- Data extract
◇ ◇ ◇ ◇ ◇ ◇ ◇

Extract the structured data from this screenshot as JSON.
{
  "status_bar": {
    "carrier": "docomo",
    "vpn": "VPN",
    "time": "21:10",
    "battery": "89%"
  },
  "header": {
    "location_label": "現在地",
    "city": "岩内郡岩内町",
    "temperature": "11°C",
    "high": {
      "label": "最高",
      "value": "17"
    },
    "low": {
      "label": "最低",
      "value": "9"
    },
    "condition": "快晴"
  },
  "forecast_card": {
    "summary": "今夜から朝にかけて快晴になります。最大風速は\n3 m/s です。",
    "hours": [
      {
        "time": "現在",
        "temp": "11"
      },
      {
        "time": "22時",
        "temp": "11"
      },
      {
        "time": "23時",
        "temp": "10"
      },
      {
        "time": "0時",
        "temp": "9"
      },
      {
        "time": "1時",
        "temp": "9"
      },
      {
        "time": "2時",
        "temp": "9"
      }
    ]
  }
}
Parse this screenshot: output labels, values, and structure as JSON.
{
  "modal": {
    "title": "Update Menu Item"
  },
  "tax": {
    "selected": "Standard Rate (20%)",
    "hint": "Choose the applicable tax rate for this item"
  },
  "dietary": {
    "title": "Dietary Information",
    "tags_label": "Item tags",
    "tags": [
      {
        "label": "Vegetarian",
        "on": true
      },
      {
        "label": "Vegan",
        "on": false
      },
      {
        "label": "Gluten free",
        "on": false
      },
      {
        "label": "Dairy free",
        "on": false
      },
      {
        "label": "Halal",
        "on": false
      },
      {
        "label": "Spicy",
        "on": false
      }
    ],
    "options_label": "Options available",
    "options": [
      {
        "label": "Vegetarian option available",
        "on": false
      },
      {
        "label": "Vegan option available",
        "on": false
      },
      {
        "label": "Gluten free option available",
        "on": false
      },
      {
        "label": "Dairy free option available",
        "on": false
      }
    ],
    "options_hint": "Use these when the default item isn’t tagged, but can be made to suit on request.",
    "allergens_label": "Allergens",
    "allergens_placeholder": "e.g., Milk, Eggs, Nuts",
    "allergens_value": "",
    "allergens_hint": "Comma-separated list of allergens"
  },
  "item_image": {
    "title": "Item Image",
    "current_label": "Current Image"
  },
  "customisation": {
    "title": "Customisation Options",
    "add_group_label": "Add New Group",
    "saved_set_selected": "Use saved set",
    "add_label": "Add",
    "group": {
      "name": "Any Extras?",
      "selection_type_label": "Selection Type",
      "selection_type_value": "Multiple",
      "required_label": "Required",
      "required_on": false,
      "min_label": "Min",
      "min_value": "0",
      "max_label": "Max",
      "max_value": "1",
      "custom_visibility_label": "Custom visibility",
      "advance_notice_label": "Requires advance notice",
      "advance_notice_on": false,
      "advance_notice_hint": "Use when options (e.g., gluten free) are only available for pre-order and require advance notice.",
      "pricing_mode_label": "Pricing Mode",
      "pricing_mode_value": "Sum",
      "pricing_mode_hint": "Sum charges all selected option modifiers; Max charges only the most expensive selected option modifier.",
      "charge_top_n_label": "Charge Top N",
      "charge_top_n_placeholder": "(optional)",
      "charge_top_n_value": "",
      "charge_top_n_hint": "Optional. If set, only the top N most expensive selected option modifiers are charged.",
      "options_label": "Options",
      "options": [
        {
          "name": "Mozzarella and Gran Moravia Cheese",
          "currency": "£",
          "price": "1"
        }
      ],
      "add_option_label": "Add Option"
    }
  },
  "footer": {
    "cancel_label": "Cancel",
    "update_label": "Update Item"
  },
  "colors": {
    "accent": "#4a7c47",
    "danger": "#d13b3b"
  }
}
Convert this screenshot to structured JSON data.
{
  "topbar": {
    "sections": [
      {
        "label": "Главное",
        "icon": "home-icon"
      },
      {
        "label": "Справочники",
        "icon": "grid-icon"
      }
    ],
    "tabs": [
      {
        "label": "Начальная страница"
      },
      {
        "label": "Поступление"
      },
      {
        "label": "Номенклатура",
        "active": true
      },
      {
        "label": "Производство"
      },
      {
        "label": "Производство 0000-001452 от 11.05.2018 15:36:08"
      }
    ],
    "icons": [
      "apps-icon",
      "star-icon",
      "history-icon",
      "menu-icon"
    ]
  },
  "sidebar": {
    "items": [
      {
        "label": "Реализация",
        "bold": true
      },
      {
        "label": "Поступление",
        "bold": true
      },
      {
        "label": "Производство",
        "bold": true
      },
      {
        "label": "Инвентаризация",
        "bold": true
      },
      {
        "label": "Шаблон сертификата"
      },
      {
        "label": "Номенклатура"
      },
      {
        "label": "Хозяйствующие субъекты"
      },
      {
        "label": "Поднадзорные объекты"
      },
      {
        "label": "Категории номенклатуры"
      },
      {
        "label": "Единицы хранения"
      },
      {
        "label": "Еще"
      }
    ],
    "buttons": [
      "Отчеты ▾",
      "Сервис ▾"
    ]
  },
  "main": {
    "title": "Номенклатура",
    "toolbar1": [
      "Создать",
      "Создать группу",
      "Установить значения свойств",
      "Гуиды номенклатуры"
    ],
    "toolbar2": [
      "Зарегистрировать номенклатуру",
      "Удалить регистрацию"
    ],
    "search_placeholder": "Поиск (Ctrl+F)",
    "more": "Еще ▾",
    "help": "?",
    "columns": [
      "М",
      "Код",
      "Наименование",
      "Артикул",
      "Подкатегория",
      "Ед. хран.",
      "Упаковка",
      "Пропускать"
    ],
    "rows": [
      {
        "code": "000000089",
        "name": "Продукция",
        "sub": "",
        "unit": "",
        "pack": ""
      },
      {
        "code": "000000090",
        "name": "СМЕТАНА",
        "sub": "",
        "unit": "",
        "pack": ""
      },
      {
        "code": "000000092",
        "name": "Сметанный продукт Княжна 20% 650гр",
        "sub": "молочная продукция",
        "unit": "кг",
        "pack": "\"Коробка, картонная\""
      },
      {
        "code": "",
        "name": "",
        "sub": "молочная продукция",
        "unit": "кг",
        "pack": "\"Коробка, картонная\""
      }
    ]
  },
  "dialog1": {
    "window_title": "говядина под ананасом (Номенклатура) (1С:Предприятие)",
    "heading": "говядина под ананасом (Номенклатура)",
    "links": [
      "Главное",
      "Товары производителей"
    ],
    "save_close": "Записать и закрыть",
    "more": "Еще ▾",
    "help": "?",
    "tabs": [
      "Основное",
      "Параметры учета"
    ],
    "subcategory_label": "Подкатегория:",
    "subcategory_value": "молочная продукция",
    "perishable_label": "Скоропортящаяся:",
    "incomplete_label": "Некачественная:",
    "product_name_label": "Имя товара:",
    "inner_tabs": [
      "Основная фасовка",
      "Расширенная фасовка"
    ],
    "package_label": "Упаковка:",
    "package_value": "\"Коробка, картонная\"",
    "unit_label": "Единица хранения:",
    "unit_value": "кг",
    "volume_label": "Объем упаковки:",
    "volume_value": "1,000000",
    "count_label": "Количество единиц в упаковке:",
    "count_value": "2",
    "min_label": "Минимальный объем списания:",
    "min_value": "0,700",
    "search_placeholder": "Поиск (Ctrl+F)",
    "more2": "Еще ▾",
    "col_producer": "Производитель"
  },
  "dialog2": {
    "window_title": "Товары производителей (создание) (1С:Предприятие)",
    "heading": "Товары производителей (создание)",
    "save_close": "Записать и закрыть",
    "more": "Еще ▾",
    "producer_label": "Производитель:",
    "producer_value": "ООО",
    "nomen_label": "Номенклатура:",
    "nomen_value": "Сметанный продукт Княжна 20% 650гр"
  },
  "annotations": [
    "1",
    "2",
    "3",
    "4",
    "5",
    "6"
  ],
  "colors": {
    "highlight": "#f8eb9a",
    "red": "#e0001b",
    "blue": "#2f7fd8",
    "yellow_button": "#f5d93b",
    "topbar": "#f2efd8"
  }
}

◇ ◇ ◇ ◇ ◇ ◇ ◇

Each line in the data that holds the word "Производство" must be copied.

- Finished task
        "label": "Производство"
        "label": "Производство 0000-001452 от 11.05.2018 15:36:08"
        "label": "Производство",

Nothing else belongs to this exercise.